DIRECTIONS FOR THIS TASK -
Which lines in the records below contain the word "Options"? Copy each of them.

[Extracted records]
=-=-=
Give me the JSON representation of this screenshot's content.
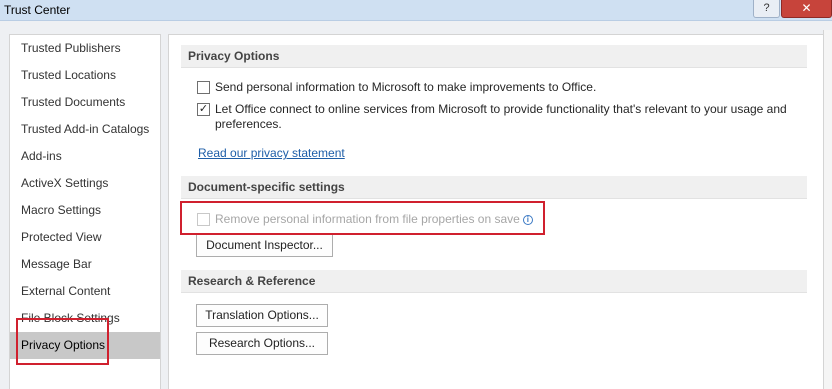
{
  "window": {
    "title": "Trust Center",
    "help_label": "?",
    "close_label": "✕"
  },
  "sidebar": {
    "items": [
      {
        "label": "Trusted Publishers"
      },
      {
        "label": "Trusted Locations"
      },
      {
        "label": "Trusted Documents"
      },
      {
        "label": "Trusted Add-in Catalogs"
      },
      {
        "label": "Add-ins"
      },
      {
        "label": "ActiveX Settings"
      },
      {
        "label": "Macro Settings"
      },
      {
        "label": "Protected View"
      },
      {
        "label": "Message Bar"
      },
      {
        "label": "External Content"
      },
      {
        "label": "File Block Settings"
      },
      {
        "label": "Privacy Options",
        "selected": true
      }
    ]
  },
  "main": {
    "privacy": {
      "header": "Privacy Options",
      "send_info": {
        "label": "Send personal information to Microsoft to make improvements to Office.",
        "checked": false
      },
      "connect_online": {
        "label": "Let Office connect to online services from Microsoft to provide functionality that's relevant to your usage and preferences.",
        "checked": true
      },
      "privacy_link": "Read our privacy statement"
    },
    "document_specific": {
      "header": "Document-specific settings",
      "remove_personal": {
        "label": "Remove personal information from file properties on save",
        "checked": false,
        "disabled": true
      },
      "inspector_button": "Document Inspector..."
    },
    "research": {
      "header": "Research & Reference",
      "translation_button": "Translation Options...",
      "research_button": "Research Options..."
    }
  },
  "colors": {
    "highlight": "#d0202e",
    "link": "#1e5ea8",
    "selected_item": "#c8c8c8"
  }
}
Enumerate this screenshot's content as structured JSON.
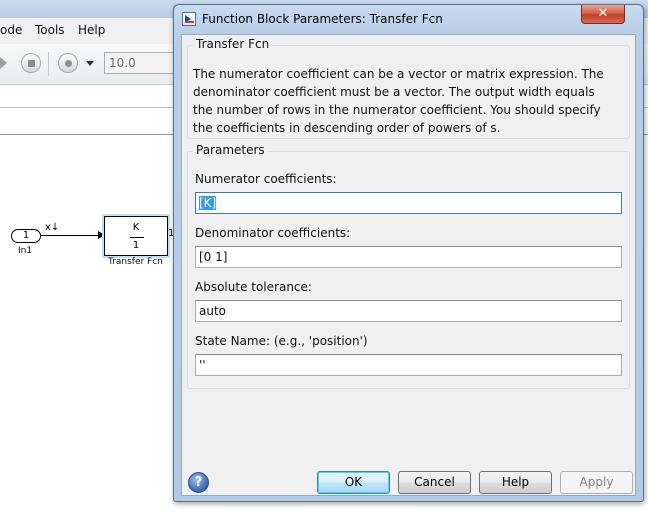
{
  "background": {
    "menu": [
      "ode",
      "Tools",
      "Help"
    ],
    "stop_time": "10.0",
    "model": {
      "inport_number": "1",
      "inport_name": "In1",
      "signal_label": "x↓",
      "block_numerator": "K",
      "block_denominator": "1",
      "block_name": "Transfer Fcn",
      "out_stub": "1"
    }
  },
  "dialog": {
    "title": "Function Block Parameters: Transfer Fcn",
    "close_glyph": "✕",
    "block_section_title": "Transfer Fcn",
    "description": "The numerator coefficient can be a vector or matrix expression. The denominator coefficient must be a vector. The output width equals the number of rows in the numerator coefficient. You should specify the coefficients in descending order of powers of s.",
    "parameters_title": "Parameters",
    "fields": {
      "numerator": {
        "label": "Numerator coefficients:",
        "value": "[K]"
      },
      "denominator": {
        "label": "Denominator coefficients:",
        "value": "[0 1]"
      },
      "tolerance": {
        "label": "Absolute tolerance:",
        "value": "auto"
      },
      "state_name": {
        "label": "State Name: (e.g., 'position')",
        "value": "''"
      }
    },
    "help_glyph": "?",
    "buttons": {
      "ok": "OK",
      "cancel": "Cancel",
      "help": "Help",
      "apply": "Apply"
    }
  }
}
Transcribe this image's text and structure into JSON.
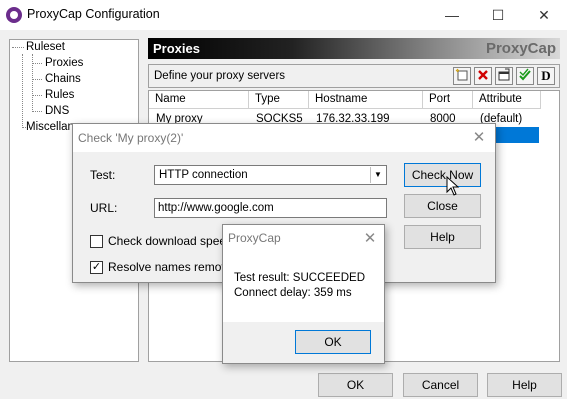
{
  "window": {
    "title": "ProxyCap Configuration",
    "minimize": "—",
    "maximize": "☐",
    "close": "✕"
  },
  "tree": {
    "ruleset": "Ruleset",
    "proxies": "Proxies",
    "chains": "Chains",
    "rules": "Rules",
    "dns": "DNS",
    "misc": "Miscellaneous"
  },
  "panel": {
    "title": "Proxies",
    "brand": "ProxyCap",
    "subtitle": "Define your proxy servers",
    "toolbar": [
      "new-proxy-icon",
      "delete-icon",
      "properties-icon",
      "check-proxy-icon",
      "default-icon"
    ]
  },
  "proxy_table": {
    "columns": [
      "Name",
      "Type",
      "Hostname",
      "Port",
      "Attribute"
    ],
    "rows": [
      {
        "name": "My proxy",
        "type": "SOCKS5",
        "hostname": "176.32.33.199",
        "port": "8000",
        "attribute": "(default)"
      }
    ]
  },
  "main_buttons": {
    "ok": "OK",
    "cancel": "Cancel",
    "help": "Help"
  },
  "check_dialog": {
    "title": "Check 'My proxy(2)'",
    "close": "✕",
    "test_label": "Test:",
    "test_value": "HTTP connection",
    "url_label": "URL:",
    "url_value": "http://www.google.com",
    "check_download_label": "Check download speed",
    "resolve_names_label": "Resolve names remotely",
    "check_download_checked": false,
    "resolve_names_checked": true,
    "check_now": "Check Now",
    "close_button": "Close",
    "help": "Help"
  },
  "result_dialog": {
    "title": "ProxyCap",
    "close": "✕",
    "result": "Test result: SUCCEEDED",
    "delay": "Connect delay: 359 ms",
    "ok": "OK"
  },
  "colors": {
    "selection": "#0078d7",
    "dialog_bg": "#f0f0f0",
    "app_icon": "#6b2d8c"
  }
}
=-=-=
WRITTEN ANSWER -
        "label": "Privacy Options",
      "header": "Privacy Options",
      "translation_button": "Translation Options...",
      "research_button": "Research Options..."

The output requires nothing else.